### What you need to do
Setting aside any pictures, reproduce the data exactly.

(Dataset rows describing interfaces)
▽

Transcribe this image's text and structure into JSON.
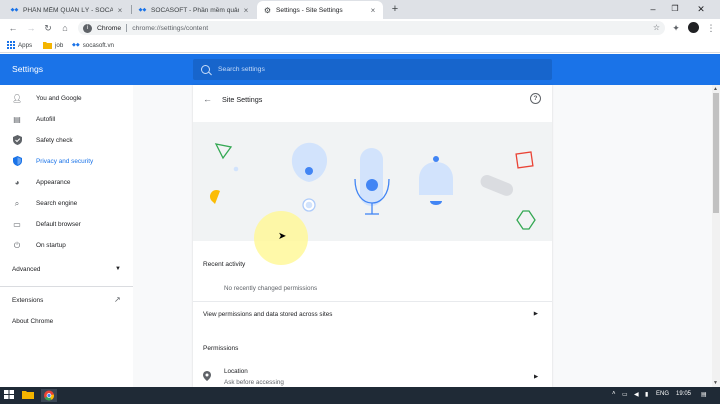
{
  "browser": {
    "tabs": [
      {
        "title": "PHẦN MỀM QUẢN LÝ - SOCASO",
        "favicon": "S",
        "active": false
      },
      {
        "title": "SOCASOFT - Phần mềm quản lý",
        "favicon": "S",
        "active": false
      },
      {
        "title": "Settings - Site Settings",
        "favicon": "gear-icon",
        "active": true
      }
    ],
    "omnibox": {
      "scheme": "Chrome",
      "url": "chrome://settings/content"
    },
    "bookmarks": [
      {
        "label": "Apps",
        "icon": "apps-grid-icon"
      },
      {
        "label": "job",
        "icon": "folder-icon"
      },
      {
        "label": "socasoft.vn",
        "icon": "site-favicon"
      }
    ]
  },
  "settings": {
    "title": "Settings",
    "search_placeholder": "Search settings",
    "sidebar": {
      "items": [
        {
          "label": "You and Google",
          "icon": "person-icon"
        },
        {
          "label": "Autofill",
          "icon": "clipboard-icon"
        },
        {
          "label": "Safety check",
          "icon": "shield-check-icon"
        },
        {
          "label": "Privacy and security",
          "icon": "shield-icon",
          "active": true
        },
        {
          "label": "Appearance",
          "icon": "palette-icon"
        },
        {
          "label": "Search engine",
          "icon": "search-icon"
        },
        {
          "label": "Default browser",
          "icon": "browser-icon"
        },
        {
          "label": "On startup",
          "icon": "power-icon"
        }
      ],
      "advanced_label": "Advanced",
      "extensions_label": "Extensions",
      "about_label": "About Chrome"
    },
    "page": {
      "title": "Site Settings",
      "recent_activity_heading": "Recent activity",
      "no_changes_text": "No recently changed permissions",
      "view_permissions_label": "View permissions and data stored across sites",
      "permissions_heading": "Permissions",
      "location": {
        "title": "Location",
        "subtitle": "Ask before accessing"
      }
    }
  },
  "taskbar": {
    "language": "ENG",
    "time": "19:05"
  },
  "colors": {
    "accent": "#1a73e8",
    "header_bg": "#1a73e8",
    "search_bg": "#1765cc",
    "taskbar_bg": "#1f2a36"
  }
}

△

### Solution to the problem
Transcribe this image's text and structure into JSON.
{
  "browser": {
    "tabs": [
      {
        "title": "PHẦN MỀM QUẢN LÝ - SOCASO",
        "favicon": "S",
        "active": false
      },
      {
        "title": "SOCASOFT - Phần mềm quản lý",
        "favicon": "S",
        "active": false
      },
      {
        "title": "Settings - Site Settings",
        "favicon": "gear-icon",
        "active": true
      }
    ],
    "omnibox": {
      "scheme": "Chrome",
      "url": "chrome://settings/content"
    },
    "bookmarks": [
      {
        "label": "Apps",
        "icon": "apps-grid-icon"
      },
      {
        "label": "job",
        "icon": "folder-icon"
      },
      {
        "label": "socasoft.vn",
        "icon": "site-favicon"
      }
    ]
  },
  "settings": {
    "title": "Settings",
    "search_placeholder": "Search settings",
    "sidebar": {
      "items": [
        {
          "label": "You and Google",
          "icon": "person-icon"
        },
        {
          "label": "Autofill",
          "icon": "clipboard-icon"
        },
        {
          "label": "Safety check",
          "icon": "shield-check-icon"
        },
        {
          "label": "Privacy and security",
          "icon": "shield-icon",
          "active": true
        },
        {
          "label": "Appearance",
          "icon": "palette-icon"
        },
        {
          "label": "Search engine",
          "icon": "search-icon"
        },
        {
          "label": "Default browser",
          "icon": "browser-icon"
        },
        {
          "label": "On startup",
          "icon": "power-icon"
        }
      ],
      "advanced_label": "Advanced",
      "extensions_label": "Extensions",
      "about_label": "About Chrome"
    },
    "page": {
      "title": "Site Settings",
      "recent_activity_heading": "Recent activity",
      "no_changes_text": "No recently changed permissions",
      "view_permissions_label": "View permissions and data stored across sites",
      "permissions_heading": "Permissions",
      "location": {
        "title": "Location",
        "subtitle": "Ask before accessing"
      }
    }
  },
  "taskbar": {
    "language": "ENG",
    "time": "19:05"
  },
  "colors": {
    "accent": "#1a73e8",
    "header_bg": "#1a73e8",
    "search_bg": "#1765cc",
    "taskbar_bg": "#1f2a36"
  }
}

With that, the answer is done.